- [Task description]:
Examine each line of the listing below. Copy those in which the string "content" appears.

- [Supplied material]:
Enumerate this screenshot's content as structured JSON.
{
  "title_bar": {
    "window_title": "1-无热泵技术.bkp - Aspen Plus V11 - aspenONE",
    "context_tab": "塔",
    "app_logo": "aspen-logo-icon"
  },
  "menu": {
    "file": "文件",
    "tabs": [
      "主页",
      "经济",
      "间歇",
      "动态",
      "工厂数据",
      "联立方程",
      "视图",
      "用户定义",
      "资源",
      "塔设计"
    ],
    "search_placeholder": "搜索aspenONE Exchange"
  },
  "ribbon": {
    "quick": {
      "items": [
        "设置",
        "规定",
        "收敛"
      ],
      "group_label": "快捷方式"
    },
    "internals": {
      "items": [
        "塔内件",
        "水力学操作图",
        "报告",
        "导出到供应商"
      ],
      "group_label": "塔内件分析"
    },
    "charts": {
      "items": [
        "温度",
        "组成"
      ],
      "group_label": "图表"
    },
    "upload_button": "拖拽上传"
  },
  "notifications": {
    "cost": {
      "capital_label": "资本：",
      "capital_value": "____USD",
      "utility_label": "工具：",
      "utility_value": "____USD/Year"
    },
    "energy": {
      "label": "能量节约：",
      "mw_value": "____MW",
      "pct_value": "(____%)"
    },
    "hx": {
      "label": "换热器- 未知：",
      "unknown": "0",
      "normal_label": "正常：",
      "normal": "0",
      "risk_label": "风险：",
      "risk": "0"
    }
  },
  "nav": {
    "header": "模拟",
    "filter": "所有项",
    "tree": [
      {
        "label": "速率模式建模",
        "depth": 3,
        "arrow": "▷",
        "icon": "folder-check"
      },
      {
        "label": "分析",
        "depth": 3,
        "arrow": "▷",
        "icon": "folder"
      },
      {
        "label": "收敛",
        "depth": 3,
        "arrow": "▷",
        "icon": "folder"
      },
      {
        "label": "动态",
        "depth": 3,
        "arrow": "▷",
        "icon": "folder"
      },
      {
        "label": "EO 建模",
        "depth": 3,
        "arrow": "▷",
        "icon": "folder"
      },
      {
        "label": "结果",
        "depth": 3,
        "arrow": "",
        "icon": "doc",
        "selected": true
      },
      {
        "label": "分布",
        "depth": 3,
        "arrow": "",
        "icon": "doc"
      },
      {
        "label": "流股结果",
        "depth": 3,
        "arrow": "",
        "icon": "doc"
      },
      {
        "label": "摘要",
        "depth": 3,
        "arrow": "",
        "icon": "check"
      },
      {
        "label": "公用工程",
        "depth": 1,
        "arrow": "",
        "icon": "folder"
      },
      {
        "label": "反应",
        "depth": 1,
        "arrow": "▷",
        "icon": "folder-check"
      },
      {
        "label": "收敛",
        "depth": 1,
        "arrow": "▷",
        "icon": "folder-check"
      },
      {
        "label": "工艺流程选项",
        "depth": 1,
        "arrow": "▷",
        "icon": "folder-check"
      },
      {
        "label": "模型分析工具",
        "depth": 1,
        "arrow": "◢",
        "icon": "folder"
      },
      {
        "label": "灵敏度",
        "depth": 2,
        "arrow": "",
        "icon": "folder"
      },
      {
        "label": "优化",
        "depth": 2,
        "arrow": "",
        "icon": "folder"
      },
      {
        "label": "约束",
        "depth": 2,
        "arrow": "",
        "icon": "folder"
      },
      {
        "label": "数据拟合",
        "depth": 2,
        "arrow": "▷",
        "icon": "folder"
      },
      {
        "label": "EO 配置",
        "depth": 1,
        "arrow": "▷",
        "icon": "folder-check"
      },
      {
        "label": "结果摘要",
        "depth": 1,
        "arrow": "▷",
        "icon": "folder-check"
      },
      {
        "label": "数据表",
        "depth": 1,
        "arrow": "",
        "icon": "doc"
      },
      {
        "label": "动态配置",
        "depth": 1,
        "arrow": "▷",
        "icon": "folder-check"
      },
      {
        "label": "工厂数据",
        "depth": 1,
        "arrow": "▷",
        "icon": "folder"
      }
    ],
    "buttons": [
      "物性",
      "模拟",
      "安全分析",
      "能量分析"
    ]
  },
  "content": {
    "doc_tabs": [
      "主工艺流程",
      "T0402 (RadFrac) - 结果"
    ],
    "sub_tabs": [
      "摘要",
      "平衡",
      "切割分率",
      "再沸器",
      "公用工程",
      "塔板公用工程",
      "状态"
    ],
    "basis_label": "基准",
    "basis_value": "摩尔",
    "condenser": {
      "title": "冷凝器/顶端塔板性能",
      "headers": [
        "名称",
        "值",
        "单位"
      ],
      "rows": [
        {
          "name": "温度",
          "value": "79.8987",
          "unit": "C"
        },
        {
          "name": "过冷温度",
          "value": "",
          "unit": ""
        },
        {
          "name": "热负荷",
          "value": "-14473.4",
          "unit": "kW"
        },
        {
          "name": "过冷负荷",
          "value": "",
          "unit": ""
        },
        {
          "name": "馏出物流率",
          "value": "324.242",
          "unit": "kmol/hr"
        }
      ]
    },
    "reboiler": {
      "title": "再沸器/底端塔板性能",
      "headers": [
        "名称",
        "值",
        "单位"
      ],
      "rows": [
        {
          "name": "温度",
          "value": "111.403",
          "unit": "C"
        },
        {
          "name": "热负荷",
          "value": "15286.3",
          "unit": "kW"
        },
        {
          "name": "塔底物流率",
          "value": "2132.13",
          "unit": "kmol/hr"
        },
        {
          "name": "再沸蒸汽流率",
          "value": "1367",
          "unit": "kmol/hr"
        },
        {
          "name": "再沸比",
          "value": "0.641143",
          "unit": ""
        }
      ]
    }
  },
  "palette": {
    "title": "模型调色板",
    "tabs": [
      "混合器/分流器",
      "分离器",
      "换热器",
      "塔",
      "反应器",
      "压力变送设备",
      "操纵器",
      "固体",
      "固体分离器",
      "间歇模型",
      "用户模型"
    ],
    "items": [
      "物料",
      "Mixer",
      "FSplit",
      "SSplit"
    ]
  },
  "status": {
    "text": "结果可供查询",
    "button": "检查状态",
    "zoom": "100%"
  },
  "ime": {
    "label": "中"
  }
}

- [Task result]:
Enumerate this screenshot's content as structured JSON.
  "content": {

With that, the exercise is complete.